What if I want to change mortgages after already starting to pay one?

You can do that. It’s called remortgaging. Occasionally people like to remortgage if they are on a fixed rate that may soon switch to the standard variable rate and they’d like to see if they can get a better deal. It may even be that the current monthly mortgage is too much and you’d like to remortgage to lessen this cost. Keep in mind that remortgaging comes with its own fees.

What is a guarantor in a mortgage application?

If you are struggling to put down a solid deposit or are not finding good mortgage offers because of a poor credit score, you may want to see if you can land a guarantor mortgage wherein someone (typically a parent or older relative) signs onto the mortgage saying they will help in payments in case the main mortgage holder is unable to do so. The guarantor would have no claim to the property. Not every bank offers this, and there are a lot of checks the guarantor must go through in order to be approved, but it is an option if you need it.

Can I get any help putting down a deposit?

Yes. Putting more money down in a deposit allows you the opportunity to get better rates, and also reduce the amount of time needed to pay back. While many lenders will settle for 5-10% down, if you are able to put together more than that without breaking the bank and with the help of a parent/grandparent, it can be easier for you in the long run. Essentially what would need to happen is that your parents/grandparents (rarely other relatives are approved) would gift you a portion of the money to help you add on to your deposit.

How prepared do you feel?

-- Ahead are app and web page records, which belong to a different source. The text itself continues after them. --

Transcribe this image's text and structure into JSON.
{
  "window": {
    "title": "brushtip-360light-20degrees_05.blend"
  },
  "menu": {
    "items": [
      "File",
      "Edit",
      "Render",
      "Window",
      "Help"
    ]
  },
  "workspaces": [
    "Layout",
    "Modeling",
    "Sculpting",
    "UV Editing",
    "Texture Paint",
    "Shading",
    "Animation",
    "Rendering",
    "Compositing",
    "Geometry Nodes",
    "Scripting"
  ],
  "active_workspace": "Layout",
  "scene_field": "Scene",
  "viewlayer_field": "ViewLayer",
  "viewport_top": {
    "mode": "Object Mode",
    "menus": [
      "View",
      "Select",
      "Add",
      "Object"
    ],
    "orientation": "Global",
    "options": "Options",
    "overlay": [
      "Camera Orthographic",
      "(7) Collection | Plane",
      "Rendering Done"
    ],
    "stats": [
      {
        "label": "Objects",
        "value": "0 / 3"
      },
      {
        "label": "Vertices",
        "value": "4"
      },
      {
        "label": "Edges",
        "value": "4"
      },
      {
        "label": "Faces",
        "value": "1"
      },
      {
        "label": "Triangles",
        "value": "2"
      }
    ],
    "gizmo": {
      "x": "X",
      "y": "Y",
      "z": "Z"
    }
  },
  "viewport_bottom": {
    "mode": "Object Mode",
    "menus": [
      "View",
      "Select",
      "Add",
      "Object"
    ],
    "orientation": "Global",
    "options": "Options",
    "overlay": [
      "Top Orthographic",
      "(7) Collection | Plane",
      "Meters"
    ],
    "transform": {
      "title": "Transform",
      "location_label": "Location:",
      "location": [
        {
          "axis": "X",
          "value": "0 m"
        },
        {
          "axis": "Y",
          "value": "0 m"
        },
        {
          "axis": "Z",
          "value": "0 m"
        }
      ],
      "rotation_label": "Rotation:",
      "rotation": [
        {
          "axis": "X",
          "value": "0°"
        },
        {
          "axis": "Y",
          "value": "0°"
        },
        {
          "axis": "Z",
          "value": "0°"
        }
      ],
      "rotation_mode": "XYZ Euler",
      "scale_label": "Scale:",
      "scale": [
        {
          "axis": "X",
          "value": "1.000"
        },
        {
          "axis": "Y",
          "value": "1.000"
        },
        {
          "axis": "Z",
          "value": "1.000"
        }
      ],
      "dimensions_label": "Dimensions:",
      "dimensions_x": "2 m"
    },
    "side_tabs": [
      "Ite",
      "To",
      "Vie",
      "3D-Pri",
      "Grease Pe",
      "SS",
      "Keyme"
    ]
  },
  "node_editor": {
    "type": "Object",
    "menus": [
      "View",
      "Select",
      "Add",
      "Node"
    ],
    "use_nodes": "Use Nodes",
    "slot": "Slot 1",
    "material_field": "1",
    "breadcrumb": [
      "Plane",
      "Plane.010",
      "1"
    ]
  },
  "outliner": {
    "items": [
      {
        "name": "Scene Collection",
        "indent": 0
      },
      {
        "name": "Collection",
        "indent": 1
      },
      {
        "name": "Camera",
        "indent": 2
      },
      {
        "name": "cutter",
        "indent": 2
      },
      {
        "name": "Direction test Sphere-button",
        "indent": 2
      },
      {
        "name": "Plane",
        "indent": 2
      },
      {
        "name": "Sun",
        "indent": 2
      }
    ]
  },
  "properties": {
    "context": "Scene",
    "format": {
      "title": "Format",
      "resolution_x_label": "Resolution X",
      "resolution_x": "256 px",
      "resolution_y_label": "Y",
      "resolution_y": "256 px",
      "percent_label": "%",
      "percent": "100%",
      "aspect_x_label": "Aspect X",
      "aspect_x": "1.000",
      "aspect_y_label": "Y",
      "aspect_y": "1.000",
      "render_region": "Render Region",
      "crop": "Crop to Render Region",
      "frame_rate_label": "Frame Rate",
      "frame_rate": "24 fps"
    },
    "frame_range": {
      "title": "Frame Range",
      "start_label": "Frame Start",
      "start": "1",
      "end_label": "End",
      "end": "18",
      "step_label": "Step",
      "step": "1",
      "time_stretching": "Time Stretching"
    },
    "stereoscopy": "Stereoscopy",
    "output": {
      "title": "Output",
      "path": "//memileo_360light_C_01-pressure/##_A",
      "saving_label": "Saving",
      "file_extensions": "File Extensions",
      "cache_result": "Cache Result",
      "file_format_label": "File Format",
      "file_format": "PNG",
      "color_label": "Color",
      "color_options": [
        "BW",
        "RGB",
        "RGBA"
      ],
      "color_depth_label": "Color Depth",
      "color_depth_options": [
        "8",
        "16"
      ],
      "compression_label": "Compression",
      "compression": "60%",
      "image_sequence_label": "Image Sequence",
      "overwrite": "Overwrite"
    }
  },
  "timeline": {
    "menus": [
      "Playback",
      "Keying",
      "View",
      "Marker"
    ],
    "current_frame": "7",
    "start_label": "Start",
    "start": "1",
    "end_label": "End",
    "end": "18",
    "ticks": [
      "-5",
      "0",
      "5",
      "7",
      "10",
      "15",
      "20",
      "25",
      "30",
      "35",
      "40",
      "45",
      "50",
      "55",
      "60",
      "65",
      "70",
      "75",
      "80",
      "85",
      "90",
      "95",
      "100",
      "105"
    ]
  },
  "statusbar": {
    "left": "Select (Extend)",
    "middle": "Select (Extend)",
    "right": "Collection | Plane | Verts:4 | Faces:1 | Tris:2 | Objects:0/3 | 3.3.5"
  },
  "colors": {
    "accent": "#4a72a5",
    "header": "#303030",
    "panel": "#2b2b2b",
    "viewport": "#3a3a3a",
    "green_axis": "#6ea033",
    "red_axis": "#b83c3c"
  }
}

We hope that we have completely explained the entire process of buying a house in the UK. It can definitely be something that will give you grey hair, and you may even feel scared about the whole process, but keep in mind that once you’ve done it, you’ll be able to relax. So weigh your pros and cons and go about this confidently. Congrats on your new home!